The underperformance was blamed on “a faster decline in existing Web games due in part to a more challenging environment on the Facebook Web platform” as well as some poor results from the acquisition of OMGPOP. In reality, the mobile challenge is casting big shadows on Zynga’s performance as game players want to play on the go, and Zynga’s mobile games are not exactly its forte. After the whole virtual goods hype it seems that after all, Zynga’s top paying users are not that enchanted with paying that much real money for their virtual cows and crops. As virtual goods are today Zynga’s main real source of income it needs to adjust its expectations in the future and look for innovative ways to monetize.
Taking a quick look at Groupon, the picture doesn’t get better. After the expiry of the initial public offering lock-up on stock sales by insiders on 1st June, the stock price has dropped significantly. It has turned difficult for Groupon to monetize on its simple business idea. Part of the reason behind that is that it seems not to be able to execute well targeted data and to target users with appropriate offers.
The difficulties facing each staggering company are somewhat different but yet somewhat similar. They all have the problem of selling something — virtual cows, discount deals or, someone ‘‘liking’’ a product — that turns out not to be quite as real and important to users as everyone was hoping for. Facebook’s core product is user data and it has created a whole new way of advertising based on the data users share about themselves, but an underlying problem is the monetization of user data. Unlike Google’s model, which is based on search-related advertising and has an ARPU of about $7 per quarter, Facebook’s worldwide ARPU was only $1.28 for the last quarter and is hardly rising as growth comes from emerging but low-ARPU markets. Investors tend to believe that as long as the users grow, the money will eventually come, but is it time to really look at the revenue per user trend, not just the user growth? The difficulties also show that companies that sometimes easy come into popularity and fashion may also easy go as users’ habits and preferences evolve and innovation is hard to maintain even for young companies.
What are the consequences of this? Apart from the most obvious consequence that enormous wealth has been wiped out and investors such as pension funds and banks (like Swiss UBS Bank) lost tons of money, the flop of the Facebook IPO will make it much harder for other internet companies to go IPO. As a result Twitter has declared that they don´t intend to go public. This will also be hurtful to start-ups and innovation on the private equity arena as venture capital will shy away from social media and internet related companies and projects. In general, the world “social” seems to have lost its magic shine.

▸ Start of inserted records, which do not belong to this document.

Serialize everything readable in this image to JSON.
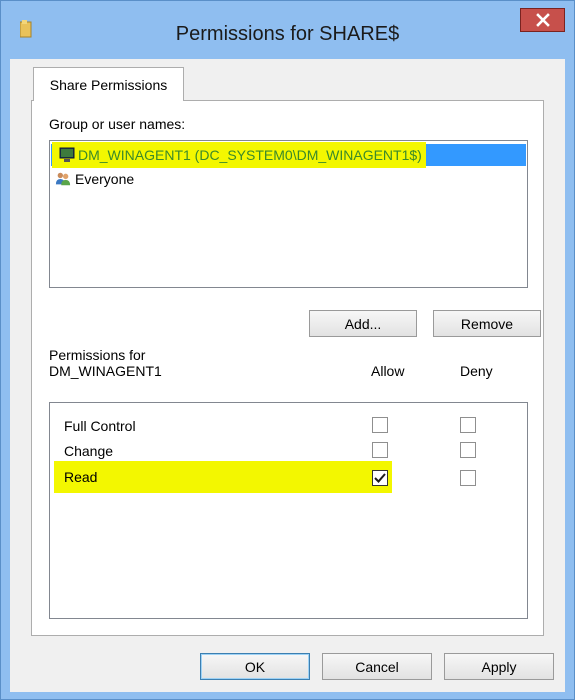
{
  "window": {
    "title": "Permissions for SHARE$",
    "close_glyph": "X"
  },
  "tabs": [
    {
      "label": "Share Permissions"
    }
  ],
  "group_section": {
    "label": "Group or user names:",
    "items": [
      {
        "label": "DM_WINAGENT1 (DC_SYSTEM0\\DM_WINAGENT1$)",
        "icon": "computer-icon",
        "selected": true,
        "highlighted": true
      },
      {
        "label": "Everyone",
        "icon": "users-icon",
        "selected": false
      }
    ],
    "add_button": "Add...",
    "remove_button": "Remove"
  },
  "permissions_section": {
    "label_line1": "Permissions for",
    "label_line2": "DM_WINAGENT1",
    "allow_header": "Allow",
    "deny_header": "Deny",
    "rows": [
      {
        "name": "Full Control",
        "allow": false,
        "deny": false
      },
      {
        "name": "Change",
        "allow": false,
        "deny": false
      },
      {
        "name": "Read",
        "allow": true,
        "deny": false,
        "highlighted": true
      }
    ]
  },
  "footer": {
    "ok": "OK",
    "cancel": "Cancel",
    "apply": "Apply"
  },
  "colors": {
    "frame": "#8fbef0",
    "close_button": "#c7504b",
    "selection": "#3399ff",
    "annotation_highlight": "#f3f700"
  }
}
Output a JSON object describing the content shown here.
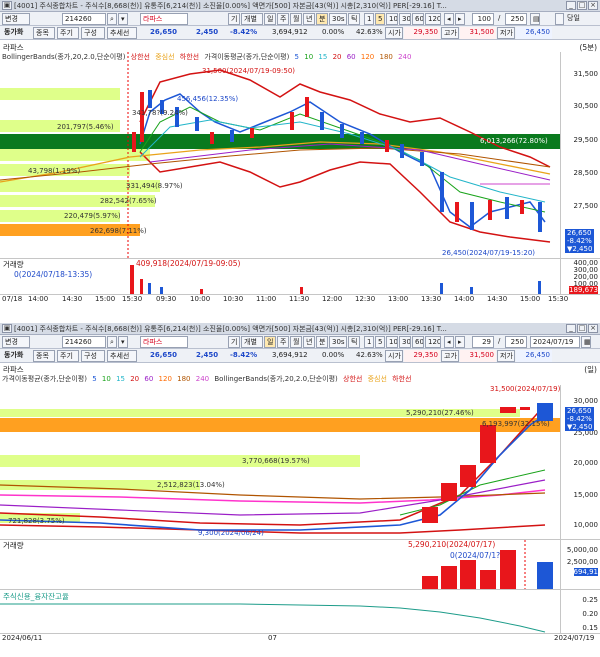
{
  "top": {
    "title": "[4001] 주식종합차트 - 주식수[8,668(천)] 유통주[6,214(천)] 소진율[0.00%] 액면가[500] 자본금[43(억)] 시총[2,310(억)] PER[-29.16] T...",
    "toolbar1": {
      "combo1": "변경",
      "code": "214260",
      "name": "라파스",
      "periods": [
        "기",
        "개별",
        "일",
        "주",
        "월",
        "년",
        "분",
        "30s",
        "틱"
      ],
      "minutes": [
        "1",
        "5",
        "10",
        "30",
        "60",
        "120"
      ],
      "count": "100",
      "total": "250",
      "dangil": "당일"
    },
    "toolbar2": {
      "tabs": [
        "동가화",
        "종목",
        "주기",
        "구성",
        "추세선"
      ],
      "price": "26,650",
      "change": "2,450",
      "pct": "-8.42%",
      "volume": "3,694,912",
      "rate": "0.00%",
      "rate2": "42.63%",
      "open_lbl": "시가",
      "open": "29,350",
      "high_lbl": "고가",
      "high": "31,500",
      "low_lbl": "저가",
      "low": "26,450"
    },
    "panel_name": "라파스",
    "period_tag": "(5분)",
    "legend": {
      "bb": "BollingerBands(종가,20,2.0,단순이평)",
      "bb_lines": [
        "상한선",
        "중심선",
        "하한선"
      ],
      "ma": "가격이동평균(종가,단순이평)",
      "ma_periods": [
        "5",
        "10",
        "15",
        "20",
        "60",
        "120",
        "180",
        "240"
      ]
    },
    "price_labels": [
      "31,500(2024/07/19-09:50)",
      "456,456(12.35%)",
      "341,78?(9.24%)",
      "201,797(5.46%)",
      "43,798(1.19%)",
      "331,494(8.97%)",
      "282,542(7.65%)",
      "220,479(5.97%)",
      "262,698(7.11%)",
      "6,013,266(72.80%)",
      "26,450(2024/07/19-15:20)"
    ],
    "y_ticks": [
      "31,500",
      "30,500",
      "29,500",
      "28,500",
      "27,500"
    ],
    "side_tags": [
      "26,650",
      "-8.42%",
      "▼2,450"
    ],
    "volume_title": "거래량",
    "volume_labels": [
      "0(2024/07/18-13:35)",
      "409,918(2024/07/19-09:05)"
    ],
    "vol_ticks": [
      "400,00",
      "300,00",
      "200,00",
      "100,00",
      "189,673"
    ],
    "x_ticks": [
      "07/18",
      "14:00",
      "14:30",
      "15:00",
      "15:30",
      "09:30",
      "10:00",
      "10:30",
      "11:00",
      "11:30",
      "12:00",
      "12:30",
      "13:00",
      "13:30",
      "14:00",
      "14:30",
      "15:00",
      "15:30"
    ]
  },
  "bottom": {
    "title": "[4001] 주식종합차트 - 주식수[8,668(천)] 유통주[6,214(천)] 소진율[0.00%] 액면가[500] 자본금[43(억)] 시총[2,310(억)] PER[-29.16] T...",
    "toolbar1": {
      "combo1": "변경",
      "code": "214260",
      "name": "라파스",
      "periods": [
        "기",
        "개별",
        "일",
        "주",
        "월",
        "년",
        "분",
        "30s",
        "틱"
      ],
      "minutes": [
        "1",
        "5",
        "10",
        "30",
        "60",
        "120"
      ],
      "count": "29",
      "total": "250",
      "date": "2024/07/19"
    },
    "toolbar2": {
      "tabs": [
        "동가화",
        "종목",
        "주기",
        "구성",
        "추세선"
      ],
      "price": "26,650",
      "change": "2,450",
      "pct": "-8.42%",
      "volume": "3,694,912",
      "rate": "0.00%",
      "rate2": "42.63%",
      "open_lbl": "시가",
      "open": "29,350",
      "high_lbl": "고가",
      "high": "31,500",
      "low_lbl": "저가",
      "low": "26,450"
    },
    "panel_name": "라파스",
    "period_tag": "(일)",
    "legend": {
      "ma": "가격이동평균(종가,단순이평)",
      "ma_periods": [
        "5",
        "10",
        "15",
        "20",
        "60",
        "120",
        "180",
        "240"
      ],
      "bb": "BollingerBands(종가,20,2.0,단순이평)",
      "bb_lines": [
        "상한선",
        "중심선",
        "하한선"
      ]
    },
    "price_labels": [
      "31,500(2024/07/19)",
      "5,290,210(27.46%)",
      "6,193,997(32.15%)",
      "3,770,668(19.57%)",
      "2,512,823(13.04%)",
      "721,828(3.75%)",
      "9,300(2024/06/24)"
    ],
    "y_ticks": [
      "30,000",
      "25,000",
      "20,000",
      "15,000",
      "10,000"
    ],
    "side_tags": [
      "26,650",
      "-8.42%",
      "▼2,450"
    ],
    "volume_title": "거래량",
    "volume_labels": [
      "5,290,210(2024/07/17)",
      "0(2024/07/1?)"
    ],
    "vol_ticks": [
      "5,000,00",
      "2,500,00",
      "694,91"
    ],
    "credit_title": "주식신용_융자잔고율",
    "credit_ticks": [
      "0.25",
      "0.20",
      "0.15"
    ],
    "x_ticks": [
      "2024/06/11",
      "07",
      "2024/07/19"
    ]
  },
  "colors": {
    "up": "#e8161b",
    "down": "#1d57d6",
    "bb_upper": "#d31212",
    "bb_mid": "#e9a31b",
    "bb_lower": "#d31212",
    "green_band": "#0a7a1e",
    "yellow_band": "#dfff8a",
    "orange_band": "#ffa020"
  }
}
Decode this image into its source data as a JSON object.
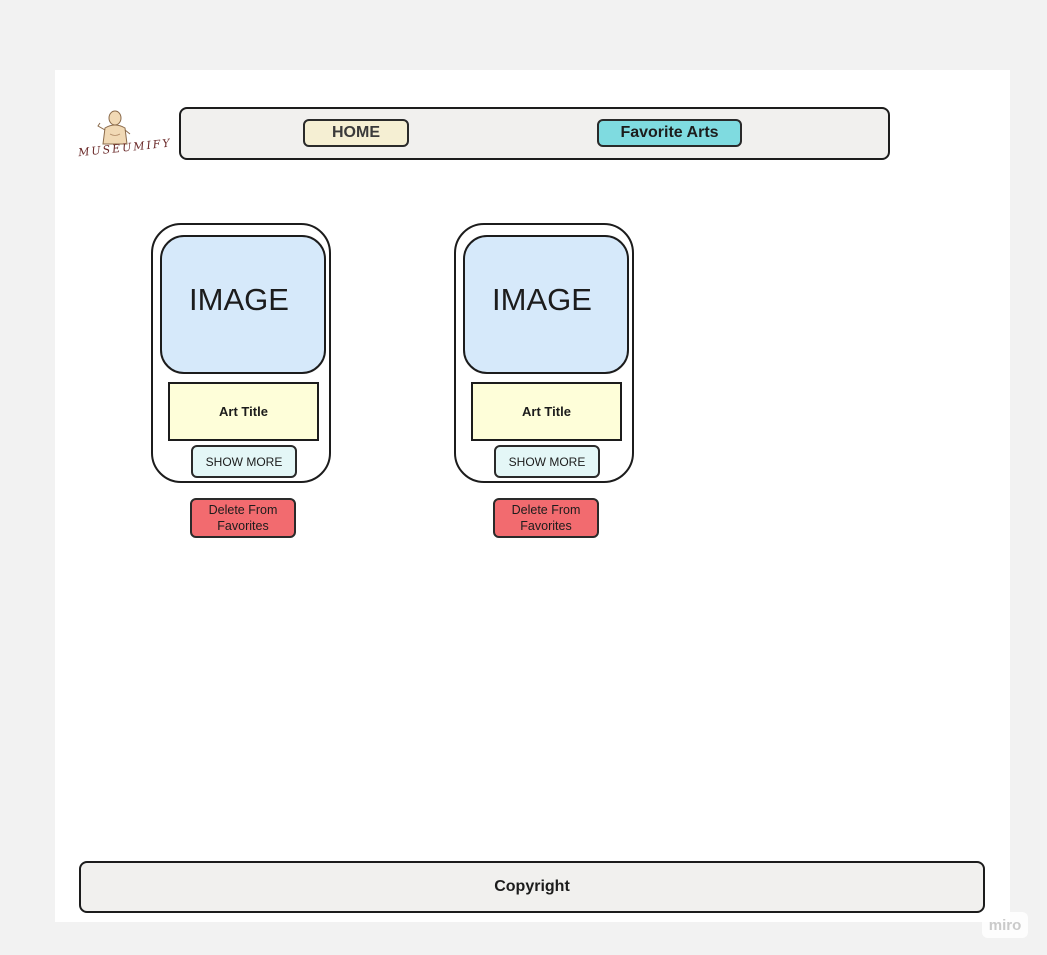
{
  "logo": {
    "text": "MUSEUMIFY"
  },
  "nav": {
    "home_label": "HOME",
    "favorites_label": "Favorite Arts"
  },
  "cards": [
    {
      "image_label": "IMAGE",
      "title": "Art Title",
      "more_label": "SHOW MORE",
      "delete_label": "Delete From Favorites"
    },
    {
      "image_label": "IMAGE",
      "title": "Art Title",
      "more_label": "SHOW MORE",
      "delete_label": "Delete From Favorites"
    }
  ],
  "footer": {
    "text": "Copyright"
  },
  "watermark": {
    "text": "miro"
  },
  "colors": {
    "background": "#f2f2f2",
    "board": "#ffffff",
    "home_button": "#f5efd3",
    "favorites_button": "#7fdbe0",
    "image_box": "#d6e9fa",
    "title_box": "#fefed9",
    "show_more": "#e4f7f7",
    "delete_button": "#f26b6f"
  }
}
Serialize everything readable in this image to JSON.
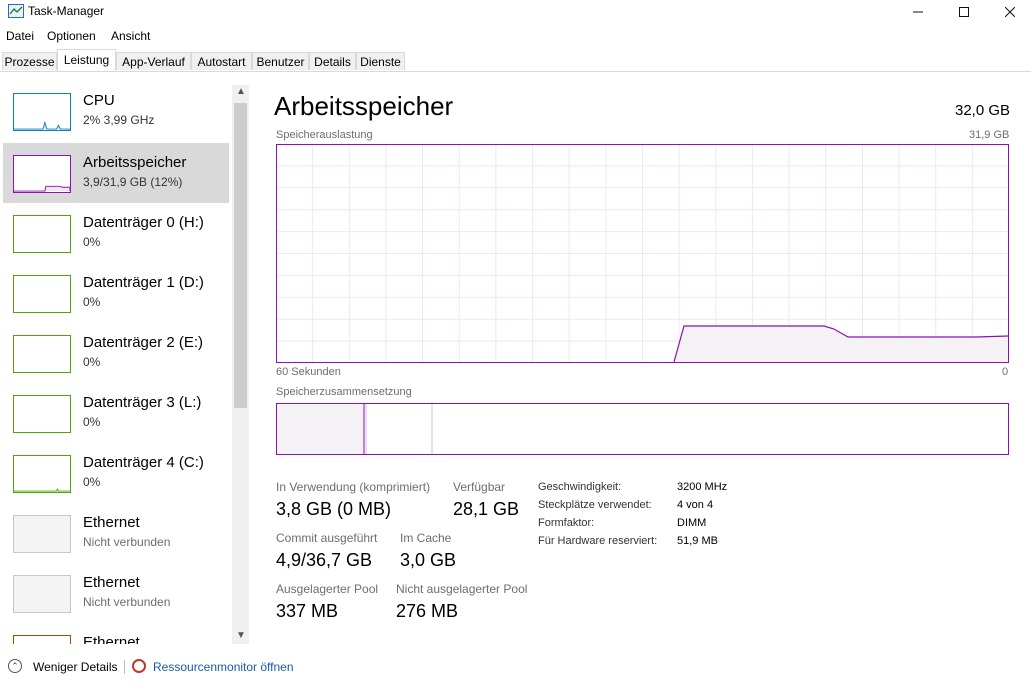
{
  "window": {
    "title": "Task-Manager",
    "controls": {
      "minimize": "—",
      "maximize": "☐",
      "close": "✕"
    }
  },
  "menu": [
    "Datei",
    "Optionen",
    "Ansicht"
  ],
  "tabs": [
    "Prozesse",
    "Leistung",
    "App-Verlauf",
    "Autostart",
    "Benutzer",
    "Details",
    "Dienste"
  ],
  "active_tab": "Leistung",
  "sidebar": {
    "items": [
      {
        "title": "CPU",
        "subtitle": "2% 3,99 GHz",
        "color": "#117dbb",
        "selected": false
      },
      {
        "title": "Arbeitsspeicher",
        "subtitle": "3,9/31,9 GB (12%)",
        "color": "#8b12ae",
        "selected": true
      },
      {
        "title": "Datenträger 0 (H:)",
        "subtitle": "0%",
        "color": "#4da60c",
        "selected": false
      },
      {
        "title": "Datenträger 1 (D:)",
        "subtitle": "0%",
        "color": "#4da60c",
        "selected": false
      },
      {
        "title": "Datenträger 2 (E:)",
        "subtitle": "0%",
        "color": "#4da60c",
        "selected": false
      },
      {
        "title": "Datenträger 3 (L:)",
        "subtitle": "0%",
        "color": "#4da60c",
        "selected": false
      },
      {
        "title": "Datenträger 4 (C:)",
        "subtitle": "0%",
        "color": "#4da60c",
        "selected": false
      },
      {
        "title": "Ethernet",
        "subtitle": "Nicht verbunden",
        "color": "#c8c8c8",
        "selected": false
      },
      {
        "title": "Ethernet",
        "subtitle": "Nicht verbunden",
        "color": "#c8c8c8",
        "selected": false
      },
      {
        "title": "Ethernet",
        "subtitle": "",
        "color": "#a74f01",
        "selected": false
      }
    ],
    "scroll_up": "▲",
    "scroll_down": "▼"
  },
  "main": {
    "title": "Arbeitsspeicher",
    "total": "32,0 GB",
    "chart_label": "Speicherauslastung",
    "chart_max": "31,9 GB",
    "x_left": "60 Sekunden",
    "x_right": "0",
    "composition_label": "Speicherzusammensetzung",
    "accent": "#8b12ae",
    "stats": {
      "in_use_label": "In Verwendung (komprimiert)",
      "in_use_value": "3,8 GB (0 MB)",
      "available_label": "Verfügbar",
      "available_value": "28,1 GB",
      "commit_label": "Commit ausgeführt",
      "commit_value": "4,9/36,7 GB",
      "cached_label": "Im Cache",
      "cached_value": "3,0 GB",
      "paged_label": "Ausgelagerter Pool",
      "paged_value": "337 MB",
      "nonpaged_label": "Nicht ausgelagerter Pool",
      "nonpaged_value": "276 MB"
    },
    "properties": [
      {
        "label": "Geschwindigkeit:",
        "value": "3200 MHz"
      },
      {
        "label": "Steckplätze verwendet:",
        "value": "4 von 4"
      },
      {
        "label": "Formfaktor:",
        "value": "DIMM"
      },
      {
        "label": "Für Hardware reserviert:",
        "value": "51,9 MB"
      }
    ]
  },
  "footer": {
    "fewer_details": "Weniger Details",
    "resource_monitor": "Ressourcenmonitor öffnen"
  }
}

All in all, I hope that while you were enjoying the summer sun (somewhere outside of Sweden as we certainly didn’t see the sun here) your pension fund had not been invested in any of the above companies. As the above bad news is enough, I will not even get started on Netflix or Pandora. But to end on a positive note, the future is still to come and maybe some of these falling stars will rise again in stock market value. After all, there are some exceptions such as LinkedIn and at least the “old dogs” Google, Apple and Amazon.com are doing well.